**Exercise materials**
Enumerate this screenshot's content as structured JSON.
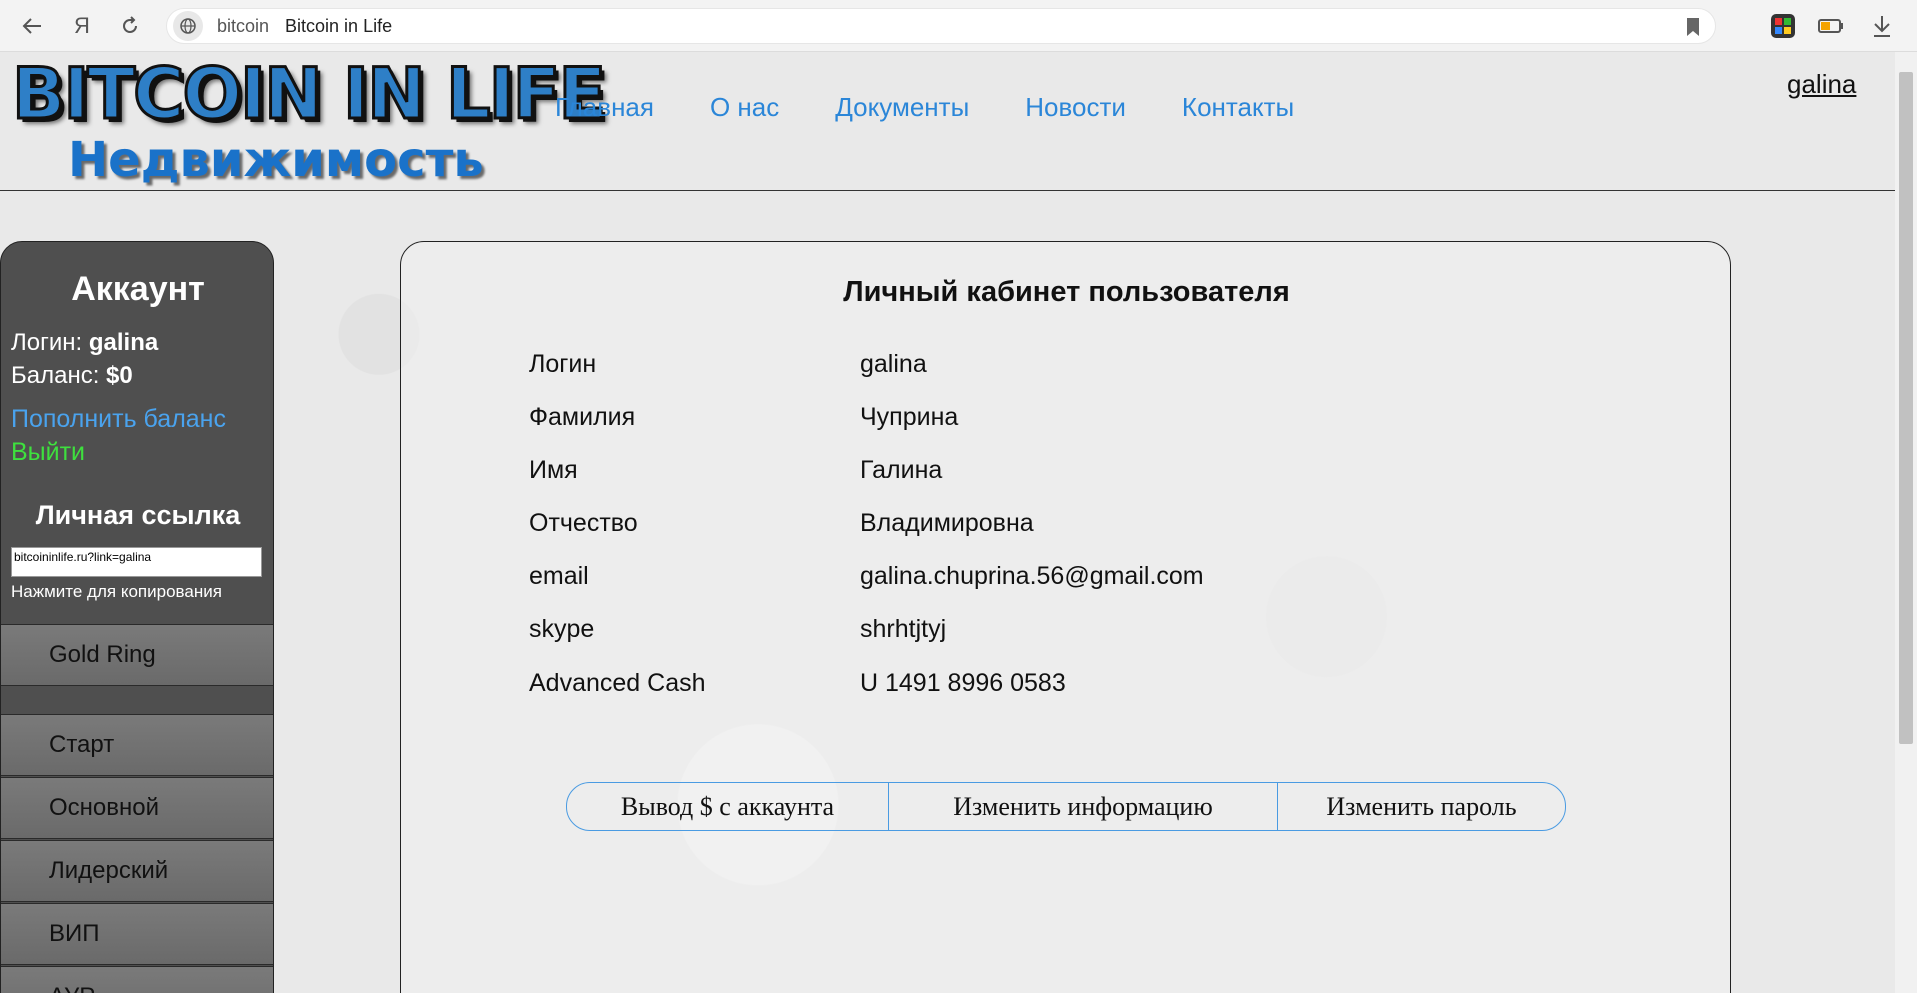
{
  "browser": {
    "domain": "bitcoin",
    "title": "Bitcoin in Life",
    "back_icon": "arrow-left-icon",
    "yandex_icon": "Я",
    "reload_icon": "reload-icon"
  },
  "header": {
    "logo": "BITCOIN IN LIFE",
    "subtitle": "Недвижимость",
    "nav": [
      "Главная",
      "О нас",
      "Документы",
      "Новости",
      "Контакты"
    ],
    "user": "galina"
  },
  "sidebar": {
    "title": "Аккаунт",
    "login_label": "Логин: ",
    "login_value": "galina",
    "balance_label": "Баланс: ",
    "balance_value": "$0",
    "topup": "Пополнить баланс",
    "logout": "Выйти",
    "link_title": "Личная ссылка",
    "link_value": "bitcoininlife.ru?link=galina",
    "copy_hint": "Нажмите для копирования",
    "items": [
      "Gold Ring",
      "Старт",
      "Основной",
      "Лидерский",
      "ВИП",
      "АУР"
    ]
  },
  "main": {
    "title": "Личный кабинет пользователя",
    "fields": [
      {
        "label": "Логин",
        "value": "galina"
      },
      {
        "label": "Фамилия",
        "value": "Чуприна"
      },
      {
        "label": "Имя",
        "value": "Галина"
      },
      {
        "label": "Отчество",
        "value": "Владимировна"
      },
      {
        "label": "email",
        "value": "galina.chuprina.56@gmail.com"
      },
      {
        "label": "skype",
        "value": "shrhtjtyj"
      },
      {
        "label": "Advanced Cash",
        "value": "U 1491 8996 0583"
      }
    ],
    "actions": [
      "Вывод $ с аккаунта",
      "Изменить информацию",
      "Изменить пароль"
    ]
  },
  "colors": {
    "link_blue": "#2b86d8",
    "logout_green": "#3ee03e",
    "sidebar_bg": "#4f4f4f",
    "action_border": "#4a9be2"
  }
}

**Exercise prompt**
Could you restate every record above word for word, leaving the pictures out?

**Your response**
Enumerate this screenshot's content as structured JSON.
{
  "browser": {
    "domain": "bitcoin",
    "title": "Bitcoin in Life",
    "back_icon": "arrow-left-icon",
    "yandex_icon": "Я",
    "reload_icon": "reload-icon"
  },
  "header": {
    "logo": "BITCOIN IN LIFE",
    "subtitle": "Недвижимость",
    "nav": [
      "Главная",
      "О нас",
      "Документы",
      "Новости",
      "Контакты"
    ],
    "user": "galina"
  },
  "sidebar": {
    "title": "Аккаунт",
    "login_label": "Логин: ",
    "login_value": "galina",
    "balance_label": "Баланс: ",
    "balance_value": "$0",
    "topup": "Пополнить баланс",
    "logout": "Выйти",
    "link_title": "Личная ссылка",
    "link_value": "bitcoininlife.ru?link=galina",
    "copy_hint": "Нажмите для копирования",
    "items": [
      "Gold Ring",
      "Старт",
      "Основной",
      "Лидерский",
      "ВИП",
      "АУР"
    ]
  },
  "main": {
    "title": "Личный кабинет пользователя",
    "fields": [
      {
        "label": "Логин",
        "value": "galina"
      },
      {
        "label": "Фамилия",
        "value": "Чуприна"
      },
      {
        "label": "Имя",
        "value": "Галина"
      },
      {
        "label": "Отчество",
        "value": "Владимировна"
      },
      {
        "label": "email",
        "value": "galina.chuprina.56@gmail.com"
      },
      {
        "label": "skype",
        "value": "shrhtjtyj"
      },
      {
        "label": "Advanced Cash",
        "value": "U 1491 8996 0583"
      }
    ],
    "actions": [
      "Вывод $ с аккаунта",
      "Изменить информацию",
      "Изменить пароль"
    ]
  },
  "colors": {
    "link_blue": "#2b86d8",
    "logout_green": "#3ee03e",
    "sidebar_bg": "#4f4f4f",
    "action_border": "#4a9be2"
  }
}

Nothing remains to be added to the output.